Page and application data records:
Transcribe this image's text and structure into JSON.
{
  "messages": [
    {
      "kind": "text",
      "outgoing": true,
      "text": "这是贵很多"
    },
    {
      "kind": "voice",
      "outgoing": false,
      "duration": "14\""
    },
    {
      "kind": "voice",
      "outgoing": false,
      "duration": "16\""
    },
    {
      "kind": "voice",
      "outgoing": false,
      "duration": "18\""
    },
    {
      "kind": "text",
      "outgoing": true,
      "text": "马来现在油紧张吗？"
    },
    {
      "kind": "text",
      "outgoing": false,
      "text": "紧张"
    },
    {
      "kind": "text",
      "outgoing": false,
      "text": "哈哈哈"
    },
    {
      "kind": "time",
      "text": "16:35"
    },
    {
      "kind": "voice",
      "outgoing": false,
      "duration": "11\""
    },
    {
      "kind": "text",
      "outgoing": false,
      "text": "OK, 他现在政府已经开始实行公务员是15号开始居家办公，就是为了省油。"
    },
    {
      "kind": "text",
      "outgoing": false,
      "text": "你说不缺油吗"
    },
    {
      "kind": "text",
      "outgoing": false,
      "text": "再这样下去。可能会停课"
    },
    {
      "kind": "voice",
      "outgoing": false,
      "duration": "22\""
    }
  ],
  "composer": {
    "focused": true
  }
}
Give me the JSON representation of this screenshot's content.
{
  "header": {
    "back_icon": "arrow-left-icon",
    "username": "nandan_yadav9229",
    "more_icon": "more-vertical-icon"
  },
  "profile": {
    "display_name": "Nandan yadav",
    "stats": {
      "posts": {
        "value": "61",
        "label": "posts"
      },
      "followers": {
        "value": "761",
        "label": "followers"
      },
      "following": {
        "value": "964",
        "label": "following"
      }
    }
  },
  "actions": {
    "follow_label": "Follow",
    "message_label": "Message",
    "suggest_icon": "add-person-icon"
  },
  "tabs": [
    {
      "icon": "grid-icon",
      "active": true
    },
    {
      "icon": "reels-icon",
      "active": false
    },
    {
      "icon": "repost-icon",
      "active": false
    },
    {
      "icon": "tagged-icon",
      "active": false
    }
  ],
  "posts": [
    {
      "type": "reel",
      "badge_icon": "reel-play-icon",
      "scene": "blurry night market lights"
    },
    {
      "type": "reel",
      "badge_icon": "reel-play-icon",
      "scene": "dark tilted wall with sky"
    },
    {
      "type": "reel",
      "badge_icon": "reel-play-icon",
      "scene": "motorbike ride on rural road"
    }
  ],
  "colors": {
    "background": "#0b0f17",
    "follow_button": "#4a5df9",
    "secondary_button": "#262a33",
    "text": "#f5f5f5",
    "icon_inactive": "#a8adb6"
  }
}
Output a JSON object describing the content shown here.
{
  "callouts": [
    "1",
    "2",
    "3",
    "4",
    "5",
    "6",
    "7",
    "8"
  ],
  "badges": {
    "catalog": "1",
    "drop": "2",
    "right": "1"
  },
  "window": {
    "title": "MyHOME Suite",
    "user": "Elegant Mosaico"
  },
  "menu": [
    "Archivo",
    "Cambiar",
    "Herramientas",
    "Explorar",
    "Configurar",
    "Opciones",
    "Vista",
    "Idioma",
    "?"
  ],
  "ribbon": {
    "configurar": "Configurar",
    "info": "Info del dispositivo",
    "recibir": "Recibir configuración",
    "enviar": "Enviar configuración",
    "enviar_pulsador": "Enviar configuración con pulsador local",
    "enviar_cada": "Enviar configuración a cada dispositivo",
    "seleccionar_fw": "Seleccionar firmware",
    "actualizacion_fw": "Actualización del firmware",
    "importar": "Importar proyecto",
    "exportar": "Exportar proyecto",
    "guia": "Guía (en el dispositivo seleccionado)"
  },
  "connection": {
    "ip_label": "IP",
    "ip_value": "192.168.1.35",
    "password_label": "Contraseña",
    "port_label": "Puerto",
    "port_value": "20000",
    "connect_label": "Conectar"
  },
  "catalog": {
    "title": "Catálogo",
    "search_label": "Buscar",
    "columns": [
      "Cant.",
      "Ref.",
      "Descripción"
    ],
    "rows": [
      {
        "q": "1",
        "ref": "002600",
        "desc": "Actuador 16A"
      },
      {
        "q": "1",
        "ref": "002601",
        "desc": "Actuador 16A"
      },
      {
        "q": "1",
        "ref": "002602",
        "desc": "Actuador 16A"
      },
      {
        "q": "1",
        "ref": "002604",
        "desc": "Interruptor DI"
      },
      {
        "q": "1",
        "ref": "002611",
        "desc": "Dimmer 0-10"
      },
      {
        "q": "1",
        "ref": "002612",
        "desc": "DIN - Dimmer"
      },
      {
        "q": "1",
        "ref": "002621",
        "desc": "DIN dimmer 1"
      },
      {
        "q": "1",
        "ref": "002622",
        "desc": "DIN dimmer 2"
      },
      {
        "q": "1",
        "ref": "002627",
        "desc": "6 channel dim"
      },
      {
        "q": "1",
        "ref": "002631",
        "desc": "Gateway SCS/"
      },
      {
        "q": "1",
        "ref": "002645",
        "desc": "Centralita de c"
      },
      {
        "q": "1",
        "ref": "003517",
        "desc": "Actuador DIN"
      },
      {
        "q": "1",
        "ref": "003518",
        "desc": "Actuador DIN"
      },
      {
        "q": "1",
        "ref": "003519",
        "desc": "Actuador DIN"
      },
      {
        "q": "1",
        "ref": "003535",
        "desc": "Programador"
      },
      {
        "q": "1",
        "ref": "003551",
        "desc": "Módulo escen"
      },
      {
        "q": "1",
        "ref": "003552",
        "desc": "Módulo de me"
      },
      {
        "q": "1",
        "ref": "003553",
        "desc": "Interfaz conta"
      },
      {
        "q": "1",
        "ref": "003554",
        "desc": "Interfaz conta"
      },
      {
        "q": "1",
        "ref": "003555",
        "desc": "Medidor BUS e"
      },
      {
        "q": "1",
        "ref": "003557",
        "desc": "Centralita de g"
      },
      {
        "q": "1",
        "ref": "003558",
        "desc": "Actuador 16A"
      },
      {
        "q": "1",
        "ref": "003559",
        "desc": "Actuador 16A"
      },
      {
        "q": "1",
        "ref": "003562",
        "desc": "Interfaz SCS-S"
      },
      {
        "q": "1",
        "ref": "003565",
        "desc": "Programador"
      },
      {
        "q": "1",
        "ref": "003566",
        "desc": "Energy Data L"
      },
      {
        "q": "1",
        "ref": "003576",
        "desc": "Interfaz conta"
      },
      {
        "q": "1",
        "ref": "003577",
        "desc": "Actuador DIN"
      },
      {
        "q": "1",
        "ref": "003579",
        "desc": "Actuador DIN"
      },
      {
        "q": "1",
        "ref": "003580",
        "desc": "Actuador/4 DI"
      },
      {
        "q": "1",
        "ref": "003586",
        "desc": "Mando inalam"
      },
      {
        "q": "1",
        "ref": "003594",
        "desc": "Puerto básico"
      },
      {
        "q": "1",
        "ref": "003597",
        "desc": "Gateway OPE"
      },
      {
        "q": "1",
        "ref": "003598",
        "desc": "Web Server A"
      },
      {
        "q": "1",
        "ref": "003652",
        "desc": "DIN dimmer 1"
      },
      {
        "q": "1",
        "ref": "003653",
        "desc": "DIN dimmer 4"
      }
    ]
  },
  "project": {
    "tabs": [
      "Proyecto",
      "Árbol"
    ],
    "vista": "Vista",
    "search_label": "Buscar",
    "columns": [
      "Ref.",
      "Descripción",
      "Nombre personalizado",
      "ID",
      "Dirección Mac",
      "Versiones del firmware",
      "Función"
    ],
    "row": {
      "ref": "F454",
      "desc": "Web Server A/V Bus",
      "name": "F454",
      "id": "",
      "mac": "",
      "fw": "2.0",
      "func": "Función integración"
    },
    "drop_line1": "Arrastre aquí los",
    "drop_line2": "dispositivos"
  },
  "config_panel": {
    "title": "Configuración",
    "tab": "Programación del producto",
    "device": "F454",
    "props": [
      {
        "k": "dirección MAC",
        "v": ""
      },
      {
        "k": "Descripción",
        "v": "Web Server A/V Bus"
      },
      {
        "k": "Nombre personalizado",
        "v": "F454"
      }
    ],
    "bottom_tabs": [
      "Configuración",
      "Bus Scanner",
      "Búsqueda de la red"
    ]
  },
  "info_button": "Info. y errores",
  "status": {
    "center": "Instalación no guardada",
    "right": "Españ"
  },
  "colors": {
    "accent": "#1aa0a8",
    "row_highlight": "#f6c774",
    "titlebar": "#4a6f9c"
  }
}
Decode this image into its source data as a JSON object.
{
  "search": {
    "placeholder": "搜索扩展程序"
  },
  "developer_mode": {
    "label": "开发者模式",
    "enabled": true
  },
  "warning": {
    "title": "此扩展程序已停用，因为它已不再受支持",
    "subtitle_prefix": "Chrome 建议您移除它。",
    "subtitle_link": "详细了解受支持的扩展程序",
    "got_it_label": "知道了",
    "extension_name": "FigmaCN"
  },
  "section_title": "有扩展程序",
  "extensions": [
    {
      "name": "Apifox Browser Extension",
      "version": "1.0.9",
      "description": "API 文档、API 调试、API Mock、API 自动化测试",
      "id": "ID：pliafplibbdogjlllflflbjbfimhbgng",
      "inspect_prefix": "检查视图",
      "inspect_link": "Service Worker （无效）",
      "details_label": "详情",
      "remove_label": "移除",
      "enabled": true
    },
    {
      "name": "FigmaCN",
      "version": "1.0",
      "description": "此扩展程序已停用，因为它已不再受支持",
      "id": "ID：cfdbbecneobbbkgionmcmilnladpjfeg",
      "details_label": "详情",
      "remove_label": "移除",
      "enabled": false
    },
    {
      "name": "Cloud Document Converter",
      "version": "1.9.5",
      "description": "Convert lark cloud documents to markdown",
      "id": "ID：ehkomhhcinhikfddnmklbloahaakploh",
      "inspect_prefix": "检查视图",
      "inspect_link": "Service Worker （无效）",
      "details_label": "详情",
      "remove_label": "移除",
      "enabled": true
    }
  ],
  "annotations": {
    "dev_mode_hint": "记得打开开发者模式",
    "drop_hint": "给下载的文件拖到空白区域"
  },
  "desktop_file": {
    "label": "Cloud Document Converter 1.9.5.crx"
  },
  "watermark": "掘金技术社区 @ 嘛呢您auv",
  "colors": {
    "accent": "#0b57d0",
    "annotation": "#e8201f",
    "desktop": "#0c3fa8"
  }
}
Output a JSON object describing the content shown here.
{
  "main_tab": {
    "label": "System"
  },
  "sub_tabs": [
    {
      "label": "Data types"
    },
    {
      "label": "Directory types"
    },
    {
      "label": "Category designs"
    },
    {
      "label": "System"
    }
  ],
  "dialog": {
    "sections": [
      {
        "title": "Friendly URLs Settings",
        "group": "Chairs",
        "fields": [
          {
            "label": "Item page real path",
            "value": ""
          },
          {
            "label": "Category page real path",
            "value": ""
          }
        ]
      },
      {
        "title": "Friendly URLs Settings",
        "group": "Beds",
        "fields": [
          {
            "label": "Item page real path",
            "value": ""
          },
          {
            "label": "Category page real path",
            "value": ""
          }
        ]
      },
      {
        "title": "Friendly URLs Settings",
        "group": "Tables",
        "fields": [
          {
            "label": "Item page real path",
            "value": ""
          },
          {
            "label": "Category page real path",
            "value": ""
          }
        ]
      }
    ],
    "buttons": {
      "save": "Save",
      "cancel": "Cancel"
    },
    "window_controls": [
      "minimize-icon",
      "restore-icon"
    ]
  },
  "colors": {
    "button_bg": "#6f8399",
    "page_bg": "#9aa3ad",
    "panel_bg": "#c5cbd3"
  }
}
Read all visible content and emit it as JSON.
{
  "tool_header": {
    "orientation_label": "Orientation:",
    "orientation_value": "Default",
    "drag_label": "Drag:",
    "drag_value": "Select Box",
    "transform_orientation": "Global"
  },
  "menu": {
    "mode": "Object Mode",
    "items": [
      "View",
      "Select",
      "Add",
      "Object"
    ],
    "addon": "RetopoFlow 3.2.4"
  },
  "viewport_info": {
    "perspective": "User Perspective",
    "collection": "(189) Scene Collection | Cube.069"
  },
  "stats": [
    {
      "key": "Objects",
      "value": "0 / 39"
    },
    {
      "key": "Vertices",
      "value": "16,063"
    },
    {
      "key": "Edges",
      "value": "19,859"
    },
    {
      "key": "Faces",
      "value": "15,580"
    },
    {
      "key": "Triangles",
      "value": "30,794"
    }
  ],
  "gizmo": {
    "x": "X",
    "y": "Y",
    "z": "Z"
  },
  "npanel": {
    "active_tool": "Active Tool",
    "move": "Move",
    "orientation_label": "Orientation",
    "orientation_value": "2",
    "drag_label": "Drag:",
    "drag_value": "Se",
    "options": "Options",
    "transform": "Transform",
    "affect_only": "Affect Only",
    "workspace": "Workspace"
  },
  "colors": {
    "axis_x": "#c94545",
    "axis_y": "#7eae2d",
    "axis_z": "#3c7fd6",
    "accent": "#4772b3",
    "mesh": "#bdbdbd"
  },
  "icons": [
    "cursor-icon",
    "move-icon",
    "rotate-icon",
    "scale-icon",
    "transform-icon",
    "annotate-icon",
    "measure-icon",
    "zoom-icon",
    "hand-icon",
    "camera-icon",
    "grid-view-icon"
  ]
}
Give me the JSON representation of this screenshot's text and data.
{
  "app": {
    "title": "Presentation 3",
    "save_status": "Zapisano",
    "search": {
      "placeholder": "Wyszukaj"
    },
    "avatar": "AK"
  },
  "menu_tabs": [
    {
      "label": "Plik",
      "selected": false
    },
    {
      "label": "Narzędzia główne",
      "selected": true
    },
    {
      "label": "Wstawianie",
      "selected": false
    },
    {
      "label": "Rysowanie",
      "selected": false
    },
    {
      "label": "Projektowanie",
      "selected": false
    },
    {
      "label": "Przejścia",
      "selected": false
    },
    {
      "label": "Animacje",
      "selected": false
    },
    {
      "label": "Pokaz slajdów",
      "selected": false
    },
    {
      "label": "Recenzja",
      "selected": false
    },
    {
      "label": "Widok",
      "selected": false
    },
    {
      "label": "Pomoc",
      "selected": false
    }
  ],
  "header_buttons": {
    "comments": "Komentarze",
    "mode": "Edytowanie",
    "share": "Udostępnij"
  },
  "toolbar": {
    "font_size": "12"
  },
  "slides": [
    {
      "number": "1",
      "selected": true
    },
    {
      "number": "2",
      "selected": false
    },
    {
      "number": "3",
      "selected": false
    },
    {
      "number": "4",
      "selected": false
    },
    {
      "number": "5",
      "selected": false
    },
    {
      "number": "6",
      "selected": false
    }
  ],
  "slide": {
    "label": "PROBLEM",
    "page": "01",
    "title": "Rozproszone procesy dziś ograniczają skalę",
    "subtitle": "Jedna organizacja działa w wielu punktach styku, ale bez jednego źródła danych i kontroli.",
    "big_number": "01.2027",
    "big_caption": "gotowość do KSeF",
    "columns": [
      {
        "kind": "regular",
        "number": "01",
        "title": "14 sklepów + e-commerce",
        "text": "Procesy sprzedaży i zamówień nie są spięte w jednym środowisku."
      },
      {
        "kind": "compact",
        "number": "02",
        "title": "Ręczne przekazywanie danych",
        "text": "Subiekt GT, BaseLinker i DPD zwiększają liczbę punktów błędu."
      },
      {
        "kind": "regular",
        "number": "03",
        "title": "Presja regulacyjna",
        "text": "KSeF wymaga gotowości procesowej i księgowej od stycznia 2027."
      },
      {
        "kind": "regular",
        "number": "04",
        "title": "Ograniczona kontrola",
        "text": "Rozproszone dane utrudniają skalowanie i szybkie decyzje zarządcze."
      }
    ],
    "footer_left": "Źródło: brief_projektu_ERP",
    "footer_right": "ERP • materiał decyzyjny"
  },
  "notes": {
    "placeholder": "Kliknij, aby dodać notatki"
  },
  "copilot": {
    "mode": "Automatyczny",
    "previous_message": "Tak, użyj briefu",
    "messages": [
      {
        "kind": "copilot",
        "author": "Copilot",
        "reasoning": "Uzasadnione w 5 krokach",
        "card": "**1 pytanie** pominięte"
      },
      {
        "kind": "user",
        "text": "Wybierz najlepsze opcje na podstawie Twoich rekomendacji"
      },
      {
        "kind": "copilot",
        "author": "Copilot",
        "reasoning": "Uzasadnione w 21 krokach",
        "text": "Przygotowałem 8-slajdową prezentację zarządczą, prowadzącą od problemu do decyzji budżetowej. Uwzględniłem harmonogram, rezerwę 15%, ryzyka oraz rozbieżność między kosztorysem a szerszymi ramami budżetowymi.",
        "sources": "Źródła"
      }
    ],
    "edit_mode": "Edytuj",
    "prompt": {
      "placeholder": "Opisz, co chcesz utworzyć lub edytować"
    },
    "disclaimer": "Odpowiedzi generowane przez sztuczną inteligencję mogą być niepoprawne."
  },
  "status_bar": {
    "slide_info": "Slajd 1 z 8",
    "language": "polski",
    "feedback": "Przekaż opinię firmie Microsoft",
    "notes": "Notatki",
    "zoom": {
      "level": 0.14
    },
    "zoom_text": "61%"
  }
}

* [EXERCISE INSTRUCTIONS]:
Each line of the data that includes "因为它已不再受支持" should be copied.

* [OUTPUT FOR THIS TASK]:
    "title": "此扩展程序已停用，因为它已不再受支持",
      "description": "此扩展程序已停用，因为它已不再受支持",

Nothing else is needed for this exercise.